* Problem details
From the records below, extract all the text exactly and leave the images behind.

Records from a data source:
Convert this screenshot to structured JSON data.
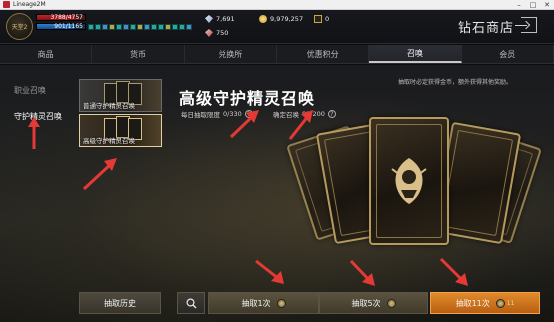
{
  "window": {
    "title": "Lineage2M"
  },
  "player": {
    "hp_text": "3788/4757",
    "hp_ratio": 0.8,
    "mp_text": "901/1165",
    "mp_ratio": 0.77,
    "avatar_text": "天堂2"
  },
  "currencies": {
    "diamond_blue": "7,691",
    "diamond_red": "750",
    "gold": "9,979,257",
    "chest": "0"
  },
  "shop": {
    "title": "钻石商店"
  },
  "tabs": [
    "商品",
    "货币",
    "兑换所",
    "优惠积分",
    "召唤",
    "会员"
  ],
  "active_tab": "召唤",
  "sidebar": {
    "items": [
      "职业召唤",
      "守护精灵召唤"
    ]
  },
  "summon_options": [
    {
      "label": "普通守护精灵召唤"
    },
    {
      "label": "高级守护精灵召唤"
    }
  ],
  "main": {
    "title": "高级守护精灵召唤",
    "daily_limit_label": "每日抽取限度",
    "daily_limit_value": "0/330",
    "guarantee_label": "确定召唤",
    "guarantee_value": "83/200",
    "help": "?",
    "notice": "抽取时必定获得金币，额外获得其他奖励。"
  },
  "buttons": {
    "history": "抽取历史",
    "draw1": "抽取1次",
    "draw5": "抽取5次",
    "draw11": "抽取11次",
    "draw11_cost": "11"
  },
  "colors": {
    "accent_orange": "#e28a2a",
    "gold_border": "#b59a5c",
    "arrow_red": "#e53935"
  }
}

* Your response
Convert this screenshot to structured JSON data.
{
  "window": {
    "title": "Lineage2M"
  },
  "player": {
    "hp_text": "3788/4757",
    "hp_ratio": 0.8,
    "mp_text": "901/1165",
    "mp_ratio": 0.77,
    "avatar_text": "天堂2"
  },
  "currencies": {
    "diamond_blue": "7,691",
    "diamond_red": "750",
    "gold": "9,979,257",
    "chest": "0"
  },
  "shop": {
    "title": "钻石商店"
  },
  "tabs": [
    "商品",
    "货币",
    "兑换所",
    "优惠积分",
    "召唤",
    "会员"
  ],
  "active_tab": "召唤",
  "sidebar": {
    "items": [
      "职业召唤",
      "守护精灵召唤"
    ]
  },
  "summon_options": [
    {
      "label": "普通守护精灵召唤"
    },
    {
      "label": "高级守护精灵召唤"
    }
  ],
  "main": {
    "title": "高级守护精灵召唤",
    "daily_limit_label": "每日抽取限度",
    "daily_limit_value": "0/330",
    "guarantee_label": "确定召唤",
    "guarantee_value": "83/200",
    "help": "?",
    "notice": "抽取时必定获得金币，额外获得其他奖励。"
  },
  "buttons": {
    "history": "抽取历史",
    "draw1": "抽取1次",
    "draw5": "抽取5次",
    "draw11": "抽取11次",
    "draw11_cost": "11"
  },
  "colors": {
    "accent_orange": "#e28a2a",
    "gold_border": "#b59a5c",
    "arrow_red": "#e53935"
  }
}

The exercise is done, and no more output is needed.